OBJECTIVES: To estimate the potential future burden of HIV in the United States under different intervention scenarios.
METHODS: We modeled future HIV incidence, prevalence, and infections averted using 2006 estimates of HIV incidence (55,400 new infections per year), prevalence (1,107,000 persons living with HIV), and transmission rate (5.0 per 100 persons living with HIV). We modeled 10-year trends for 3 base-case scenarios (steady incidence, steady transmission rate, declining transmission rate based on the 2000-2006 trend) and 2 intensified HIV intervention scenarios (50% reduction in transmission rate within 10 and 5 years).
RESULTS: Base-case scenarios predicted HIV prevalence increases of 24%-38% in 10 years.
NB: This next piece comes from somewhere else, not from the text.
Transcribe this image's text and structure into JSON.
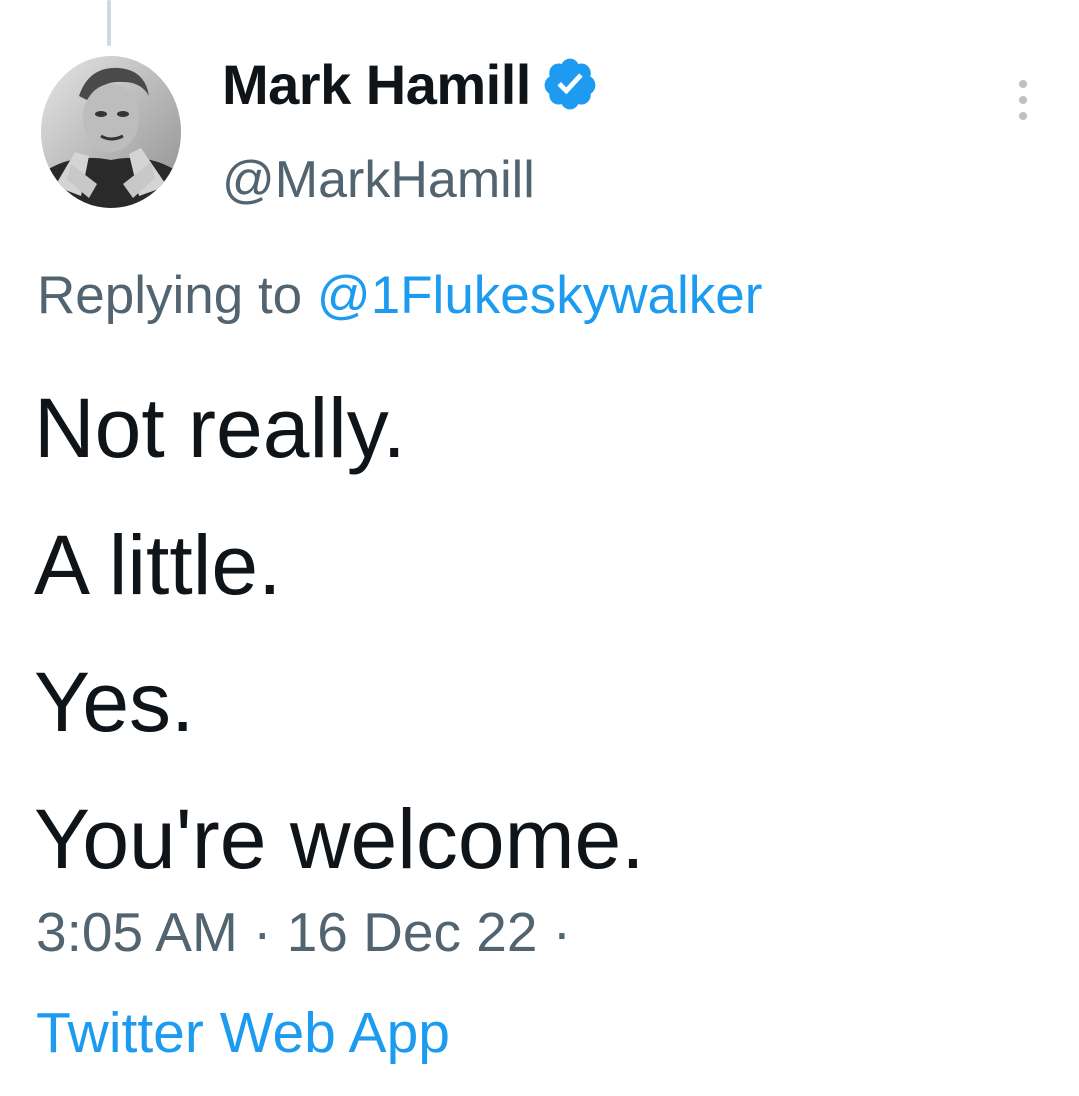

Reducing the transmission rate by 50% within 10 years reduces incidence by 40%; prevalence increases 20% to an estimated 1,329,000 persons living with HIV. Halving the transmission rate within 5 years reduces incidence by 46%; prevalence increases 13%, to 1,247,000. Although in year 10 incidence is similar regardless of the intervention time frame, more infections are averted when halving the transmission rate within 5 years.
CONCLUSIONS: HIV prevalence will likely increase creating additional demands for health care services. These analyses are instructive for setting HIV prevention goals for the nation and assessing potential cost savings of intensified HIV prevention efforts.